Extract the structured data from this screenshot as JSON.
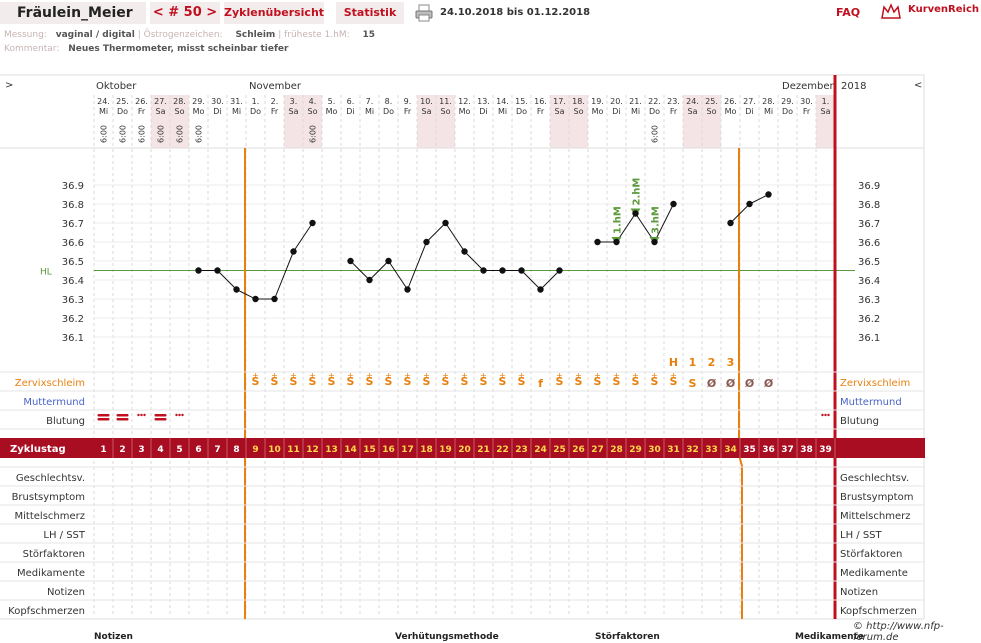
{
  "header": {
    "user_name": "Fräulein_Meier",
    "cycle_number": "< # 50 >",
    "tab_overview": "Zyklenübersicht",
    "tab_statistics": "Statistik",
    "date_range": "24.10.2018 bis 01.12.2018",
    "faq": "FAQ",
    "brand": "KurvenReich"
  },
  "info": {
    "measurement_label": "Messung:",
    "measurement_value": "vaginal / digital",
    "estrogen_label": "Östrogenzeichen:",
    "estrogen_value": "Schleim",
    "earliest_label": "früheste 1.hM:",
    "earliest_value": "15",
    "comment_label": "Kommentar:",
    "comment_value": "Neues Thermometer, misst scheinbar tiefer"
  },
  "nav": {
    "prev": ">",
    "next": "<"
  },
  "months": [
    "Oktober",
    "November",
    "Dezember"
  ],
  "year": "2018",
  "days": [
    {
      "num": "24.",
      "wd": "Mi",
      "time": "6:00"
    },
    {
      "num": "25.",
      "wd": "Do",
      "time": "6:00"
    },
    {
      "num": "26.",
      "wd": "Fr",
      "time": "6:00"
    },
    {
      "num": "27.",
      "wd": "Sa",
      "time": "6:00"
    },
    {
      "num": "28.",
      "wd": "So",
      "time": "6:00"
    },
    {
      "num": "29.",
      "wd": "Mo",
      "time": "6:00"
    },
    {
      "num": "30.",
      "wd": "Di",
      "time": ""
    },
    {
      "num": "31.",
      "wd": "Mi",
      "time": ""
    },
    {
      "num": "1.",
      "wd": "Do",
      "time": ""
    },
    {
      "num": "2.",
      "wd": "Fr",
      "time": ""
    },
    {
      "num": "3.",
      "wd": "Sa",
      "time": ""
    },
    {
      "num": "4.",
      "wd": "So",
      "time": "6:00"
    },
    {
      "num": "5.",
      "wd": "Mo",
      "time": ""
    },
    {
      "num": "6.",
      "wd": "Di",
      "time": ""
    },
    {
      "num": "7.",
      "wd": "Mi",
      "time": ""
    },
    {
      "num": "8.",
      "wd": "Do",
      "time": ""
    },
    {
      "num": "9.",
      "wd": "Fr",
      "time": ""
    },
    {
      "num": "10.",
      "wd": "Sa",
      "time": ""
    },
    {
      "num": "11.",
      "wd": "So",
      "time": ""
    },
    {
      "num": "12.",
      "wd": "Mo",
      "time": ""
    },
    {
      "num": "13.",
      "wd": "Di",
      "time": ""
    },
    {
      "num": "14.",
      "wd": "Mi",
      "time": ""
    },
    {
      "num": "15.",
      "wd": "Do",
      "time": ""
    },
    {
      "num": "16.",
      "wd": "Fr",
      "time": ""
    },
    {
      "num": "17.",
      "wd": "Sa",
      "time": ""
    },
    {
      "num": "18.",
      "wd": "So",
      "time": ""
    },
    {
      "num": "19.",
      "wd": "Mo",
      "time": ""
    },
    {
      "num": "20.",
      "wd": "Di",
      "time": ""
    },
    {
      "num": "21.",
      "wd": "Mi",
      "time": ""
    },
    {
      "num": "22.",
      "wd": "Do",
      "time": "6:00"
    },
    {
      "num": "23.",
      "wd": "Fr",
      "time": ""
    },
    {
      "num": "24.",
      "wd": "Sa",
      "time": ""
    },
    {
      "num": "25.",
      "wd": "So",
      "time": ""
    },
    {
      "num": "26.",
      "wd": "Mo",
      "time": ""
    },
    {
      "num": "27.",
      "wd": "Di",
      "time": ""
    },
    {
      "num": "28.",
      "wd": "Mi",
      "time": ""
    },
    {
      "num": "29.",
      "wd": "Do",
      "time": ""
    },
    {
      "num": "30.",
      "wd": "Fr",
      "time": ""
    },
    {
      "num": "1.",
      "wd": "Sa",
      "time": ""
    }
  ],
  "chart_data": {
    "type": "line",
    "ylim": [
      36.0,
      37.0
    ],
    "yticks": [
      "36.9",
      "36.8",
      "36.7",
      "36.6",
      "36.5",
      "36.4",
      "36.3",
      "36.2",
      "36.1"
    ],
    "hl_label": "HL",
    "hl_value": 36.45,
    "temperatures": [
      null,
      null,
      null,
      null,
      null,
      36.45,
      36.45,
      36.35,
      36.3,
      36.3,
      36.55,
      36.7,
      null,
      36.5,
      36.4,
      36.5,
      36.35,
      36.6,
      36.7,
      36.55,
      36.45,
      36.45,
      36.45,
      36.35,
      36.45,
      null,
      36.6,
      36.6,
      36.75,
      36.6,
      36.8,
      null,
      null,
      36.7,
      36.8,
      36.85,
      null,
      null,
      null
    ],
    "high_markers": [
      {
        "day": 27,
        "label": "1.hM"
      },
      {
        "day": 28,
        "label": "2.hM"
      },
      {
        "day": 29,
        "label": "3.hM"
      }
    ]
  },
  "mucus_count_labels": [
    "H",
    "1",
    "2",
    "3"
  ],
  "mucus": [
    "",
    "",
    "",
    "",
    "",
    "",
    "",
    "",
    "S+",
    "S+",
    "S+",
    "S+",
    "S+",
    "S+",
    "S+",
    "S+",
    "S+",
    "S+",
    "S+",
    "S+",
    "S+",
    "S+",
    "S+",
    "f",
    "S+",
    "S+",
    "S+",
    "S+",
    "S+",
    "S+",
    "S+",
    "S",
    "Ø",
    "Ø",
    "Ø",
    "Ø",
    "",
    ""
  ],
  "bleeding": [
    2,
    2,
    1,
    2,
    1,
    0,
    0,
    0,
    0,
    0,
    0,
    0,
    0,
    0,
    0,
    0,
    0,
    0,
    0,
    0,
    0,
    0,
    0,
    0,
    0,
    0,
    0,
    0,
    0,
    0,
    0,
    0,
    0,
    0,
    0,
    0,
    0,
    0,
    1
  ],
  "rows": {
    "cervical_mucus": "Zervixschleim",
    "cervix": "Muttermund",
    "bleeding": "Blutung",
    "cycle_day": "Zyklustag",
    "intercourse": "Geschlechtsv.",
    "breast": "Brustsymptom",
    "midpain": "Mittelschmerz",
    "lh": "LH / SST",
    "disturbances": "Störfaktoren",
    "medication": "Medikamente",
    "notes": "Notizen",
    "headache": "Kopfschmerzen"
  },
  "cycle_days": [
    "1",
    "2",
    "3",
    "4",
    "5",
    "6",
    "7",
    "8",
    "9",
    "10",
    "11",
    "12",
    "13",
    "14",
    "15",
    "16",
    "17",
    "18",
    "19",
    "20",
    "21",
    "22",
    "23",
    "24",
    "25",
    "26",
    "27",
    "28",
    "29",
    "30",
    "31",
    "32",
    "33",
    "34",
    "35",
    "36",
    "37",
    "38",
    "39"
  ],
  "footer": {
    "copyright": "© http://www.nfp-forum.de",
    "notes": "Notizen",
    "contraception": "Verhütungsmethode",
    "disturbances": "Störfaktoren",
    "medication": "Medikamente"
  },
  "colors": {
    "accent": "#c0101f",
    "orange": "#e8800f",
    "weekend": "#f5e4e6",
    "band": "#a80d22",
    "hl": "#5a9a3a"
  }
}
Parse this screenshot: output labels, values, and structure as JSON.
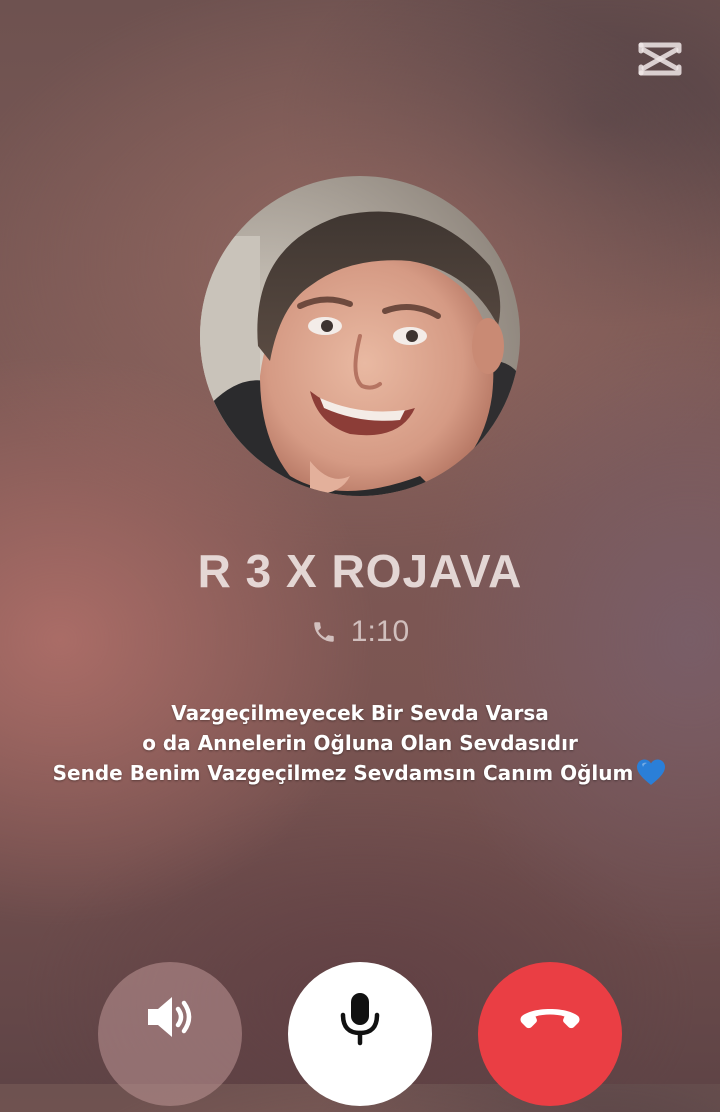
{
  "app": {
    "logo_icon": "capcut-logo-icon"
  },
  "caller": {
    "name": "R 3 X ROJAVA",
    "avatar_icon": "contact-photo"
  },
  "call": {
    "status_icon": "phone-icon",
    "duration": "1:10"
  },
  "caption": {
    "lines": [
      "Vazgeçilmeyecek Bir Sevda Varsa",
      "o da Annelerin Oğluna Olan Sevdasıdır",
      "Sende Benim Vazgeçilmez Sevdamsın Canım Oğlum"
    ],
    "trailing_emoji": "blue-heart-icon"
  },
  "controls": {
    "speaker_icon": "speaker-icon",
    "mute_icon": "microphone-icon",
    "end_call_icon": "end-call-icon"
  },
  "colors": {
    "end_call": "#ea3e44",
    "mute_background": "#ffffff",
    "heart": "#2a7fd8"
  }
}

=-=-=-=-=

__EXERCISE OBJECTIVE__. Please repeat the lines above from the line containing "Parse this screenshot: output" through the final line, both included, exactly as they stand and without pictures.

__SOLVED PROBLEM__.
Parse this screenshot: output labels, values, and structure as JSON.
{
  "app": {
    "logo_icon": "capcut-logo-icon"
  },
  "caller": {
    "name": "R 3 X ROJAVA",
    "avatar_icon": "contact-photo"
  },
  "call": {
    "status_icon": "phone-icon",
    "duration": "1:10"
  },
  "caption": {
    "lines": [
      "Vazgeçilmeyecek Bir Sevda Varsa",
      "o da Annelerin Oğluna Olan Sevdasıdır",
      "Sende Benim Vazgeçilmez Sevdamsın Canım Oğlum"
    ],
    "trailing_emoji": "blue-heart-icon"
  },
  "controls": {
    "speaker_icon": "speaker-icon",
    "mute_icon": "microphone-icon",
    "end_call_icon": "end-call-icon"
  },
  "colors": {
    "end_call": "#ea3e44",
    "mute_background": "#ffffff",
    "heart": "#2a7fd8"
  }
}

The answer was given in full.